A Healthy, Happy, Prosperous Ontario: Why we need more energy conservation is the final report of Ontario’s Environmental Commissioner Dianne Saxe, released on March 27. The report documents the province’s energy use, argues for the value of energy conservation, and makes recommendations: for improving utility conservation programs and energy efficiency programs for homeowners, and for urban planning policies to promote greater population density in “compact, complete communities” with jobs, transit and housing. The official summary of the report is here ; a summary was published by The National Observer on March 27.
This is the final report of the Environmental Commissioner because the ECO Office has fallen to the pro-business agenda of the Doug Ford government: after April 1, it no longer acts as an independent agency reporting directly to the Legislature, but will be merged into the Office of the Auditor General. The Commissioner has been critical of government policies – for example, in the annual Greenhouse Gas Reduction Progress Report for 2018, Climate Action in Ontario: What’s next? (September 2018). With the 2019 Energy Conservation Progress report, The Happy Health report , she states that current government policies encourage the use of fossil fuels in the province and will result in higher energy costs for consumers, higher greenhouse gas emissions, and increased air pollution, with associated adverse health impacts.
The “Government of the People” slashes energy efficiency, promotes P3’s: Despite the blunt criticism and recommendations of the Environment Commissioner (and many others), the Ford government continues to implement its “pro-business” agenda. It is planning cancellations to consumer energy efficiency programs, as reported by The National Observer on March 20, “Exclusive: Doug Ford’s government slashing programs designed to save energy in buildings” (March 20) and in “Ontario Slashes Energy Efficiency Programs, Delays Promise to Cut Hydro Rates” in the Energy Mix (March 25), which summarizes the Globe and Mail article, “Ontario Pulls the plug on energy conservation programs” (subscription required). A day later, the Globe and Mail said the cutbacks will include “subsidies for modern lighting, such as LED bulbs, more efficient air conditioners and furnaces, and upgrades to commercial refrigeration equipment. The government will also centralize the delivery of eight programs aimed at businesses, low-income seniors, and First Nations communities…”
On March 19, the government posted “Ontario Moving to Increase Innovation and Competition in Infrastructure Market” (March 19) , stating that it is “ working for the people to make the province a leading destination for investment and job creation by increasing innovation and competition in its public-private partnership (P3) market.” This will include action to “Open P3 projects to greater innovation by making output specifications less prescriptive and rebalancing the Infrastructure Ontario bid evaluation criteria to better reward design innovation.” Incidentally, the Ontario’s government is also willing to take credit for federal infrastructure programs: as described in the March 12 press release, Ontario Launches $30 Billion Infrastructure Funding Program . In fact, the $30 billion refers to combined federal, provincial, and local funding over the next 10 years through the federal Investing in Canada Infrastructure Program.

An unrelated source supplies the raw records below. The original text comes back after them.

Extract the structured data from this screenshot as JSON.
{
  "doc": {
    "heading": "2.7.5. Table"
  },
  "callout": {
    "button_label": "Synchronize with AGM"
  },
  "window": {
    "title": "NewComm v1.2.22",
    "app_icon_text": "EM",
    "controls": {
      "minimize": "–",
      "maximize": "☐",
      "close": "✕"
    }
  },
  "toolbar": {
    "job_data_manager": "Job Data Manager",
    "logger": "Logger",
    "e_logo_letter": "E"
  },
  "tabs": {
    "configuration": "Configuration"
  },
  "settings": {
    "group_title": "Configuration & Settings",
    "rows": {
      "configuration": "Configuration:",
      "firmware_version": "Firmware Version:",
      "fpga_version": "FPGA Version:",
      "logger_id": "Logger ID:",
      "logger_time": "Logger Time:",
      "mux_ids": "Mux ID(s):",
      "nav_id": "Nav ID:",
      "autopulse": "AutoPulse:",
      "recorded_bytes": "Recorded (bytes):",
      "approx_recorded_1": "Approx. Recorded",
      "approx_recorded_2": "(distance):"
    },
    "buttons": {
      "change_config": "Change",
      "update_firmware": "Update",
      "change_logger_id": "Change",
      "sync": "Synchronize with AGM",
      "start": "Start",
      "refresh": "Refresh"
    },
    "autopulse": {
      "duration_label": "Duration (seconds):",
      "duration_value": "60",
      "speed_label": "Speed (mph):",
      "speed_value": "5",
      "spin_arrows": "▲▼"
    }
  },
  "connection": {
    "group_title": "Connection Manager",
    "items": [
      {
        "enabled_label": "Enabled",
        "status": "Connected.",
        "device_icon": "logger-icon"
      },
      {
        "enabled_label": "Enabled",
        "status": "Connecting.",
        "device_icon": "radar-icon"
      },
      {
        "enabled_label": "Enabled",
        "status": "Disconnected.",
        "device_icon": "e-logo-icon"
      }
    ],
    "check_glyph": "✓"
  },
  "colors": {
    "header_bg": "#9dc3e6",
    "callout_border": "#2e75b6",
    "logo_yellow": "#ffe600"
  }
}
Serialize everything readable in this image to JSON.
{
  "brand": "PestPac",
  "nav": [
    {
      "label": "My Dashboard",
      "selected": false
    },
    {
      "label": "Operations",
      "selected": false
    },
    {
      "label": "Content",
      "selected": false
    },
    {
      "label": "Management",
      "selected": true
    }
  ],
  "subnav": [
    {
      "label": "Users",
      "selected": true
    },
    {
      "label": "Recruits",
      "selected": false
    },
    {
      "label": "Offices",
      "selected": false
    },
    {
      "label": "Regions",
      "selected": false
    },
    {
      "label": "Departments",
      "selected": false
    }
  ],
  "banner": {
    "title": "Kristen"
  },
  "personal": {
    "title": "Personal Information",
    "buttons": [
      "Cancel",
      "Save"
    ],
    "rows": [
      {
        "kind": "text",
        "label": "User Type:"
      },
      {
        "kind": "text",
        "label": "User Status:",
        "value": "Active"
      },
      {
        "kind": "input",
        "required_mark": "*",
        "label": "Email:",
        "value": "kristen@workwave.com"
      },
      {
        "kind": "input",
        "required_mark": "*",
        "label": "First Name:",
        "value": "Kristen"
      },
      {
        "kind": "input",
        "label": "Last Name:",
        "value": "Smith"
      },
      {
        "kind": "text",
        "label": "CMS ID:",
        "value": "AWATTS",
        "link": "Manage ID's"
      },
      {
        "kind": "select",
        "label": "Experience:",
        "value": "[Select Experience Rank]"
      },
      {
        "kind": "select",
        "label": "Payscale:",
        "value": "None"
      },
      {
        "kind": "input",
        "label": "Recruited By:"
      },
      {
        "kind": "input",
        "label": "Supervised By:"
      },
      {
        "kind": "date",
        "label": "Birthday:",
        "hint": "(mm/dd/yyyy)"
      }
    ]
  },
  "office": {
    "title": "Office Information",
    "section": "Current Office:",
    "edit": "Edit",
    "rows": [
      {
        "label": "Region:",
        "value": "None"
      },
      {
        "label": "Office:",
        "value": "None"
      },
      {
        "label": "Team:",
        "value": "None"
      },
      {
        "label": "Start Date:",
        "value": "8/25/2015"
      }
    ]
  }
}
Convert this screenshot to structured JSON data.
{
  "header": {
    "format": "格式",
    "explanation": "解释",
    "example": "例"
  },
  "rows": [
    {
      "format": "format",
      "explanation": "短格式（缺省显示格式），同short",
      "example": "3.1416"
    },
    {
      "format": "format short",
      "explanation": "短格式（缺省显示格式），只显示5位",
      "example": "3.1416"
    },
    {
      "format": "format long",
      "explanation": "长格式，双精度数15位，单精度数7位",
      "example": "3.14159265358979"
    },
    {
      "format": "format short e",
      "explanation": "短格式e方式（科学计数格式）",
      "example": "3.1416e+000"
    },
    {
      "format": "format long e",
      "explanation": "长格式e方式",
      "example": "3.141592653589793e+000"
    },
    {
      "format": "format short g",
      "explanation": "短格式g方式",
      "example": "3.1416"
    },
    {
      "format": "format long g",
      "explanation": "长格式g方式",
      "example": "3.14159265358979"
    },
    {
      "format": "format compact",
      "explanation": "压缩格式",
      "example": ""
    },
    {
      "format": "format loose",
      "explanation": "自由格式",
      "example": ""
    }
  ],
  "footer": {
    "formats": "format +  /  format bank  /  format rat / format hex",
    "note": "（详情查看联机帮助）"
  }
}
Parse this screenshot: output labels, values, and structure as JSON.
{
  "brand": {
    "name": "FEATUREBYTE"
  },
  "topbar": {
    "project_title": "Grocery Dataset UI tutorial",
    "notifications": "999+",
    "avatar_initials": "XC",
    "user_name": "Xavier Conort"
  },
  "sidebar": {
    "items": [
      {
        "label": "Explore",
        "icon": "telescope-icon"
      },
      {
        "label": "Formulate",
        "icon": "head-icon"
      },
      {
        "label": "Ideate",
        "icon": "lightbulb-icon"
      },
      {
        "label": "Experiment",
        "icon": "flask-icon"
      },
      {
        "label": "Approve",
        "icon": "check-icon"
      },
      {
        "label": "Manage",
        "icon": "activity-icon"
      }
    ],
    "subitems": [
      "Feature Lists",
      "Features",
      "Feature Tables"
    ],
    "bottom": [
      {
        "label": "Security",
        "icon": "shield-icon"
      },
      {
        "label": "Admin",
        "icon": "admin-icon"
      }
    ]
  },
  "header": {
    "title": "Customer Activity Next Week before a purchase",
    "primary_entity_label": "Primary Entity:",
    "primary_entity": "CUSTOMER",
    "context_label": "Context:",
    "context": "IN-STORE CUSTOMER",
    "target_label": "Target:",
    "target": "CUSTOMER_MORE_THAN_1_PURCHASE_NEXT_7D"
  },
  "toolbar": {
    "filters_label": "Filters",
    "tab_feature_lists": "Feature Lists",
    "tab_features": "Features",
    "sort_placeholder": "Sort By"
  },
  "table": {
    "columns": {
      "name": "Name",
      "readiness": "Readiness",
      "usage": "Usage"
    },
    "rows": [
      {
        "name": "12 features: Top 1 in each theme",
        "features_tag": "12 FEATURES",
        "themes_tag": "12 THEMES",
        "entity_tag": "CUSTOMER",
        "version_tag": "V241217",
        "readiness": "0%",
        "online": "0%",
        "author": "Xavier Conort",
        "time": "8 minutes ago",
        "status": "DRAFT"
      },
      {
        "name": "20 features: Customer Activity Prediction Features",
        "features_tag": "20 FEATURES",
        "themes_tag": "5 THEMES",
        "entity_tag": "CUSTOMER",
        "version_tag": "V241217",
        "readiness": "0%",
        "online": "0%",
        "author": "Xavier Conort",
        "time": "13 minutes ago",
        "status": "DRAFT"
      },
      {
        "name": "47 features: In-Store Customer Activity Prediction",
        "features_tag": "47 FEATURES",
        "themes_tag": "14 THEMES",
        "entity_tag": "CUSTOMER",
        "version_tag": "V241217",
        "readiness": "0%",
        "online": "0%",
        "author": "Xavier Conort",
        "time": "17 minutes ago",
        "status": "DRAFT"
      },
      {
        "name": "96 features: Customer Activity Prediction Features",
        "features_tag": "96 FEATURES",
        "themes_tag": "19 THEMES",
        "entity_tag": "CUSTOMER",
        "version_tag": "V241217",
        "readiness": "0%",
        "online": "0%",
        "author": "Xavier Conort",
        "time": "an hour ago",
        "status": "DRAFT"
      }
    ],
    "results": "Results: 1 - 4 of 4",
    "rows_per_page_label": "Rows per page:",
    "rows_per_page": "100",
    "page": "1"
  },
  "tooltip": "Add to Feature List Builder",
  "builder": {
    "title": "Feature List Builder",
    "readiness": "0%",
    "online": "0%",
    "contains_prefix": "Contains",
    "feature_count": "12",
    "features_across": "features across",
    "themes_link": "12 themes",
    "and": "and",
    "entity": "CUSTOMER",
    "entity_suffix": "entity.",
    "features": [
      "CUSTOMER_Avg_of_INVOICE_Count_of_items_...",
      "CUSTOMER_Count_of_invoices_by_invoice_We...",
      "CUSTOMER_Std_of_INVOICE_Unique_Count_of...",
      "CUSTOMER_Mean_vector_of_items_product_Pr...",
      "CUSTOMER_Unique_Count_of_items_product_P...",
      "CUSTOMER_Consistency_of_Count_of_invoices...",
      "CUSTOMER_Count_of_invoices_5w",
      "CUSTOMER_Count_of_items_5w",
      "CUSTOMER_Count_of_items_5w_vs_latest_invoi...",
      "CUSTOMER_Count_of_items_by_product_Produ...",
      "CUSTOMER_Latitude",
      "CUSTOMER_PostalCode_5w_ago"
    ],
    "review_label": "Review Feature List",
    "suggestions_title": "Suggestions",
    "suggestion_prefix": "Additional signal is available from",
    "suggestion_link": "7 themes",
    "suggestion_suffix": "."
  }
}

The provincial share is a maximum of 33% .
And finally, the Ford government continues its attacks on carbon pricing: A March 25 press release, “Ontario closes the book on cap and trade carbon tax era” announces that “the total compensation amount is $5,090,000 for a total of 27 participants” as a result of the the Cap and Trade Cancellation Act, 2018 (Oct. 2018) . The press release continues: “But in one week, the federal government will impose a brand-new job-killing carbon tax, punishing the hardworking people of Ontario… Our government remains part of a growing coalition of provinces across Canada that oppose this cash-grab, which raises the cost of essentials like home heating and gasoline.” The reality is that as of April 1st, the federal carbon pricing backstop will take effect in Ontario and the three other provinces that failed to design their own carbon pricing system under the Pan-Canadian Framework — Saskatchewan, Manitoba, and New Brunswick.
The EcoFiscal Commission is the latest to defend carbon pricing, with 10 Myths about Carbon Pricing in Canada – saying “Myths and misleading statements, however, continue to damage the debate over carbon pricing. A debate based on poor information does a disservice to Canadians….this new report will improve the quality of the debate by drawing on the best available evidence to debunk ten common myths. The report aims to serve as a resource for Canadians who want to learn what the evidence says about carbon pricing and its impacts on emissions, the economy, affordability, and jobs.”
The constitutional challenge to the carbon backstop is awaiting the court’s decision in Saskatchewan, and in Ontario, the court case will begin in late April. All related court documents are here . Also in April, the Ontario government releases its budget on the 11th.